Can’t see the video? Click here
As soon as Sal Khan mentioned “teachers flipping the classroom” in his 2011 TED Talk “Let’s Use Video to Reinvent Education,” a new educational buzzword was born. Even though the concept existed long before Khan moved it into the classroom conversation, the increased publicity has many teachers interested in figuring out how/if this can work in their classrooms. Recently, some insightful and reflective blog posts by “Coach Brown” and “21st Century Educator” emphasize the need to address some of the common questions, concerns, and even misconceptions, about the Flip.
When it comes down to it, the tag “Flipped Classroom” is really just a catchy phrase covering a wide range of teaching practices. To quote one of the best educators I know (a.k.a. Brian Bennett), “the Flipped Classroom isn’t a methodology. It’s an idealogy.” In other words, there isn’t a single method that is everything to everyone, or an all-exhaustive list of bullet points that will spoon-feed you everything you need to know. For some, the vagueness of the previous sentences will be frustrating, but trust me, this is a good thing! It means the flipped classroom philosophy is fluid and adaptable. It means that when done the right way, it can positively impact student learning regardless of the subject or classroom.
Many who are just learning about the Flipped Classroom might jump to the conclusion that it’s all about Khan Academy videos in the classroom. Now don’t get me wrong here, I feel that resources like the Khan Academy are fantastic options, but need to be part of a much larger picture.
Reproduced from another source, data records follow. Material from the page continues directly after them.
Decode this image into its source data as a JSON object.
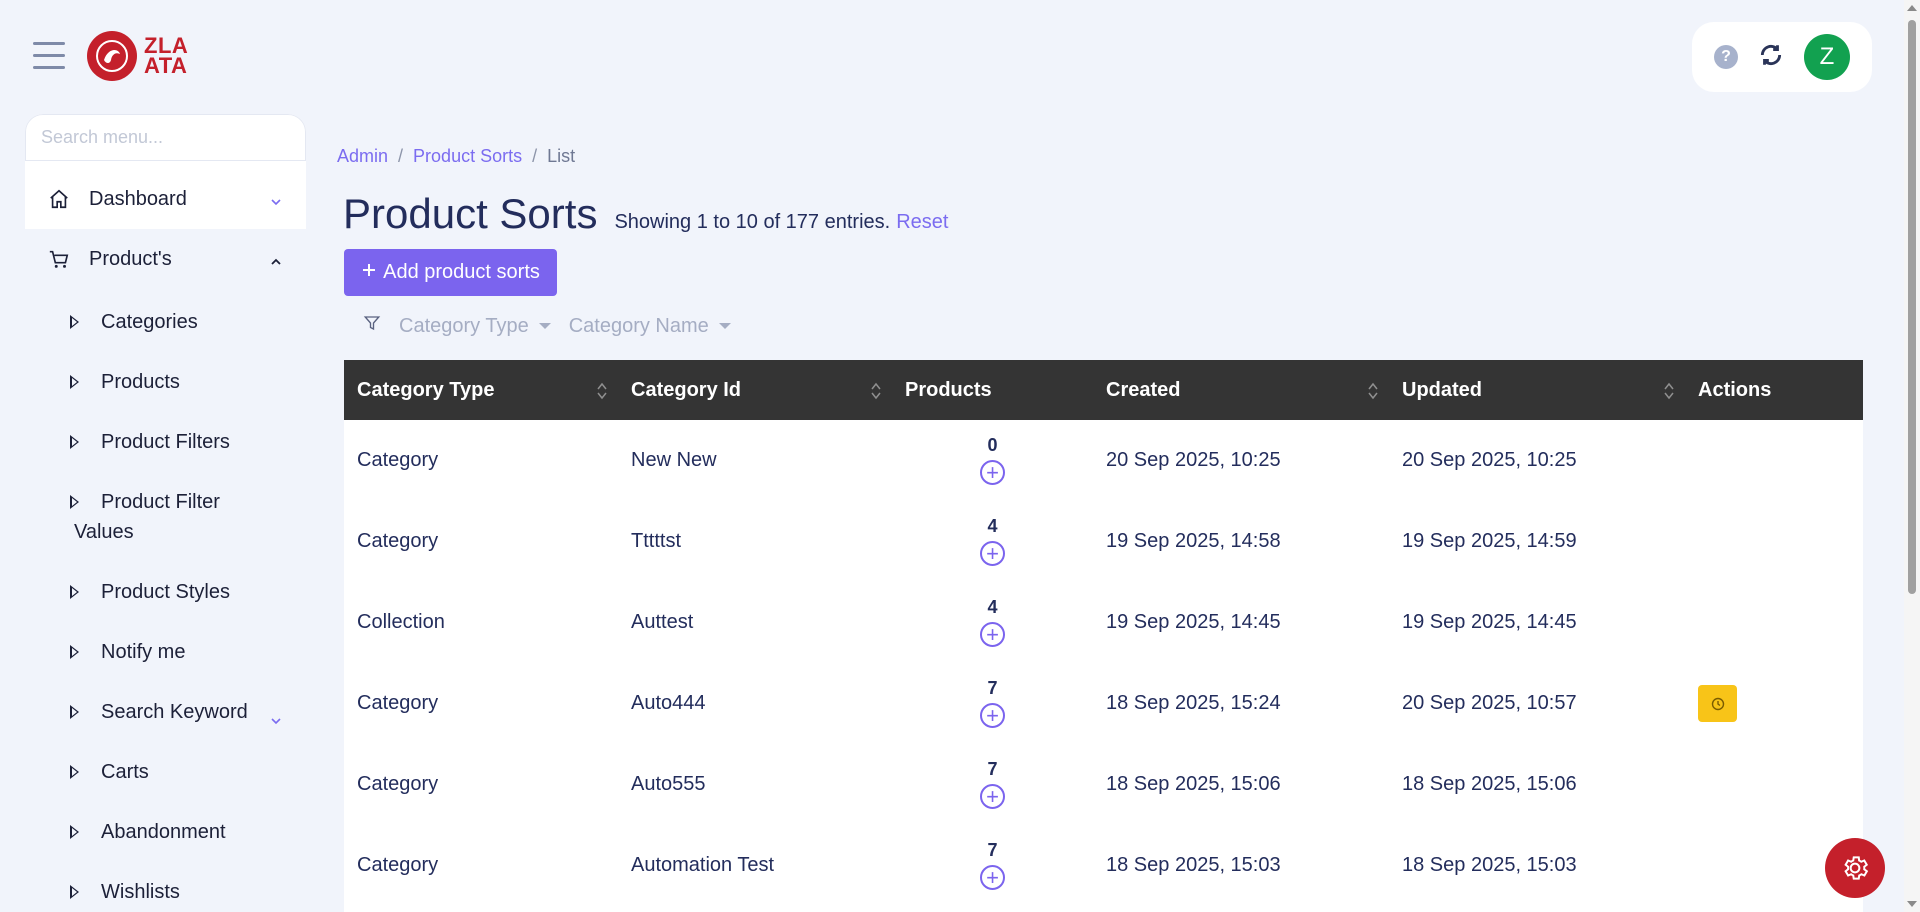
{
  "brand": {
    "logo_line1": "ZLA",
    "logo_line2": "ATA"
  },
  "header": {
    "avatar_letter": "Z",
    "help_symbol": "?"
  },
  "sidebar": {
    "search_placeholder": "Search menu...",
    "items": [
      {
        "label": "Dashboard",
        "icon": "home-icon"
      },
      {
        "label": "Product's",
        "icon": "cart-icon"
      }
    ],
    "sub_items": [
      "Categories",
      "Products",
      "Product Filters",
      "Product Filter Values",
      "Product Styles",
      "Notify me",
      "Search Keyword",
      "Carts",
      "Abandonment",
      "Wishlists"
    ]
  },
  "breadcrumb": {
    "items": [
      "Admin",
      "Product Sorts"
    ],
    "current": "List",
    "separator": "/"
  },
  "page": {
    "title": "Product Sorts",
    "entries_text": "Showing 1 to 10 of 177 entries.",
    "reset_label": "Reset",
    "add_label": "Add product sorts"
  },
  "filters": {
    "category_type": "Category Type",
    "category_name": "Category Name"
  },
  "table": {
    "headers": [
      "Category Type",
      "Category Id",
      "Products",
      "Created",
      "Updated",
      "Actions"
    ],
    "rows": [
      {
        "type": "Category",
        "id": "New New",
        "products": "0",
        "created": "20 Sep 2025, 10:25",
        "updated": "20 Sep 2025, 10:25",
        "has_action": false
      },
      {
        "type": "Category",
        "id": "Tttttst",
        "products": "4",
        "created": "19 Sep 2025, 14:58",
        "updated": "19 Sep 2025, 14:59",
        "has_action": false
      },
      {
        "type": "Collection",
        "id": "Auttest",
        "products": "4",
        "created": "19 Sep 2025, 14:45",
        "updated": "19 Sep 2025, 14:45",
        "has_action": false
      },
      {
        "type": "Category",
        "id": "Auto444",
        "products": "7",
        "created": "18 Sep 2025, 15:24",
        "updated": "20 Sep 2025, 10:57",
        "has_action": true
      },
      {
        "type": "Category",
        "id": "Auto555",
        "products": "7",
        "created": "18 Sep 2025, 15:06",
        "updated": "18 Sep 2025, 15:06",
        "has_action": false
      },
      {
        "type": "Category",
        "id": "Automation Test",
        "products": "7",
        "created": "18 Sep 2025, 15:03",
        "updated": "18 Sep 2025, 15:03",
        "has_action": false
      }
    ]
  },
  "colors": {
    "accent": "#7b64ee",
    "brand_red": "#c4202b",
    "header_dark": "#343434",
    "action_yellow": "#f8c418",
    "avatar_green": "#12a150"
  }
}
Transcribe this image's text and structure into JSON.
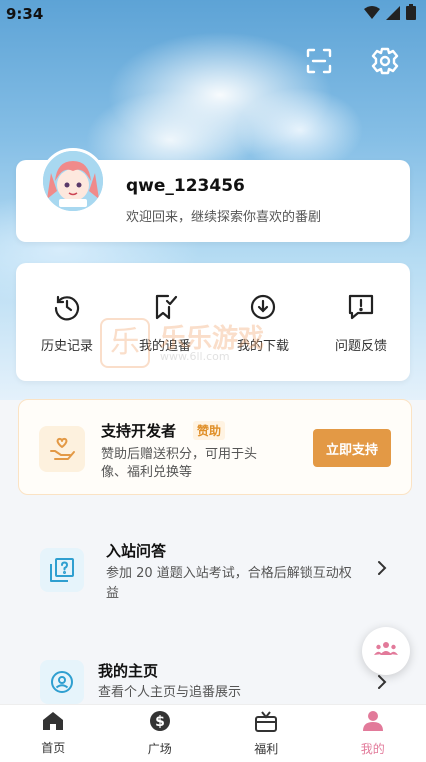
{
  "status_bar": {
    "time": "9:34"
  },
  "profile": {
    "username": "qwe_123456",
    "welcome": "欢迎回来，继续探索你喜欢的番剧"
  },
  "quick_actions": [
    {
      "label": "历史记录",
      "icon": "history-icon"
    },
    {
      "label": "我的追番",
      "icon": "bookmark-check-icon"
    },
    {
      "label": "我的下载",
      "icon": "download-icon"
    },
    {
      "label": "问题反馈",
      "icon": "feedback-icon"
    }
  ],
  "sponsor": {
    "title": "支持开发者",
    "badge": "赞助",
    "description": "赞助后赠送积分，可用于头像、福利兑换等",
    "button": "立即支持"
  },
  "list": [
    {
      "title": "入站问答",
      "description": "参加 20 道题入站考试，合格后解锁互动权益",
      "icon": "quiz-icon"
    },
    {
      "title": "我的主页",
      "description": "查看个人主页与追番展示",
      "icon": "user-circle-icon"
    }
  ],
  "watermark": {
    "name": "乐乐游戏",
    "url": "www.6ll.com"
  },
  "tabs": [
    {
      "label": "首页",
      "icon": "home-icon",
      "active": false
    },
    {
      "label": "广场",
      "icon": "dollar-icon",
      "active": false
    },
    {
      "label": "福利",
      "icon": "gift-icon",
      "active": false
    },
    {
      "label": "我的",
      "icon": "user-icon",
      "active": true
    }
  ],
  "colors": {
    "accent": "#e27a9a",
    "sponsor_button": "#e39945",
    "sponsor_badge": "#e0902a",
    "icon_blue": "#2f9fd0"
  }
}
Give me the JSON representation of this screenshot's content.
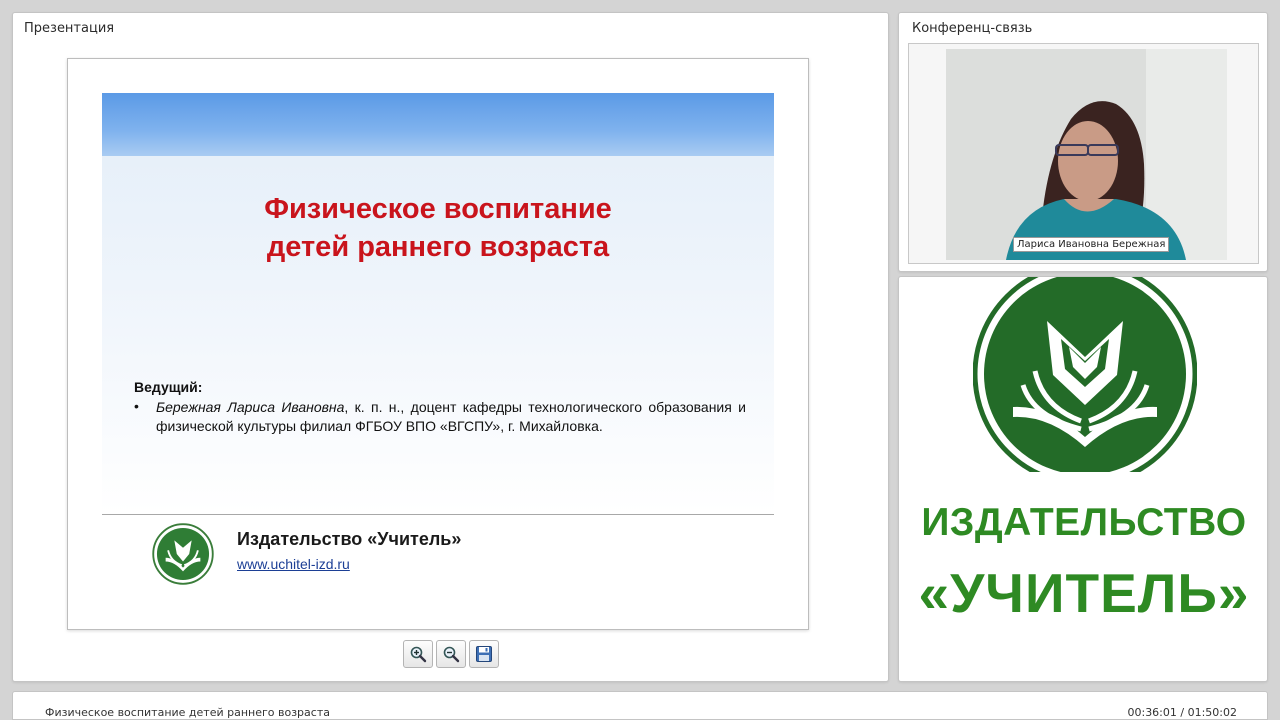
{
  "presentation": {
    "panel_title": "Презентация",
    "slide": {
      "title_line1": "Физическое воспитание",
      "title_line2": "детей раннего возраста",
      "host_heading": "Ведущий:",
      "host_bullet": "•",
      "host_name": "Бережная Лариса Ивановна",
      "host_details": ", к. п. н., доцент кафедры технологического образования и физической культуры филиал ФГБОУ ВПО «ВГСПУ», г. Михайловка.",
      "publisher_name": "Издательство «Учитель»",
      "publisher_url": "www.uchitel-izd.ru",
      "title_color": "#c9141c"
    },
    "toolbar": [
      {
        "name": "zoom-in-button",
        "icon": "zoom-in-icon"
      },
      {
        "name": "zoom-out-button",
        "icon": "zoom-out-icon"
      },
      {
        "name": "save-button",
        "icon": "floppy-disk-icon"
      }
    ]
  },
  "conference": {
    "panel_title": "Конференц-связь",
    "speaker_name": "Лариса Ивановна Бережная"
  },
  "logo_panel": {
    "word1": "ИЗДАТЕЛЬСТВО",
    "word2": "«УЧИТЕЛЬ»",
    "brand_color": "#2e8a23",
    "logo_color": "#236b28"
  },
  "status_bar": {
    "title": "Физическое воспитание детей раннего возраста",
    "time": "00:36:01 / 01:50:02"
  }
}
So while I’m grateful for the recent buzz and opportunities for discussion, when it comes down to it, it’s not about the videos, it’s about learning.
What is most exciting is to see the innovation on the front lines, led by classroom teachers, who have taken this idea and modified it into something that meets the needs of their situation and students. In some classrooms, the flipped philosophy takes advantage of teacher or student made content libraries (similar to Khan Academy) or Mathtrain where students and parents can have on-demand access to class content that is rewindable and reviewable. In other scenarios, it addresses the problem of students having access to teachers when they need help the most by removing direct instruction from the classroom, turning that into the homework (hence the term “flip”), and freeing up class time for more effective learning activities and increased student-teacher interactions. At its best, it means students take ownership of their learning by choosing how they learn content and demonstrate understanding, all while being allowed to master it at their own pace.
When it comes to the top resources about the intricacies and nuances of the flipped classroom I suggest the following:
- Crowdsourcing and networking opportunities for the flipped classroom are endless in the age of Web 2.0. One of your best resources is the Flipped Class Network with close to 2,000 members in its ranks. Once you’ve registered (for free of course), you will have access to the experiences and insights of hundreds of flippers. With such a large pool of educators, you are bound to find others who are in the same position as you and eager to share.
- Jon Bergmann and Aaron Sams are the flipped class gurus who started this movement long before Sal Khan made it popular. Their Flipped Classroom book from ISTE press will be published soon and some great descriptions of their classrooms can be found here, here, and here.
- When it comes to the pedagogical art and science of teaching effectively in the Flipped Classroom, San Franciscan educator Ramsey Musallam is as good as they get. His Flipteaching website is a fantastic resource for those interested in research-based side of the flip. His recent post “Flip Instruction: Questions that Must be Addressed” (found on his website) is one of the most thorough explanations I have ever read regarding concerns over the Flipped Classroom.
- This past summer Jon and Aaron hosted The Flipped Conference at their high school in Woodland Park, Colorado. Before the conference began the presenters met together in a sort of pre-conference and shared their insights and strategies for teaching effectively in the Flipped Classroom. One (of many) great resource to come out of those two days was a 3-part series of articles published on the The Daily Riff website: Myth vs. Reality, Are You Ready to Flip?, and What a Good One Looks Like.
- And finally, a wonderfully written piece on the website MindShift, by guest blogger Shelley Wright – “The Flip: Why I Love It, How I Use It” describing how this is done in her classroom.
Hopefully, the resources above give you an idea about how the Flipped Classroom can look in your situation. As more and more quality resources become available we’d love to hear about them. Also, if you are still wondering how this can work for you and your classroom please leave a comment below and we’ll talk.
Next Post: Misconceptions and Concerns about the Flipped Classroom
Dan Spencer is the Educator Emissary for Techsmith, as well as the Educational Technology Consultant for the Jackson County (MI) Intermediate School District. Before that he spent a decade teaching his students to think and solve problems through chemistry, physics and engineering. Follow his tweets at @runfardvs.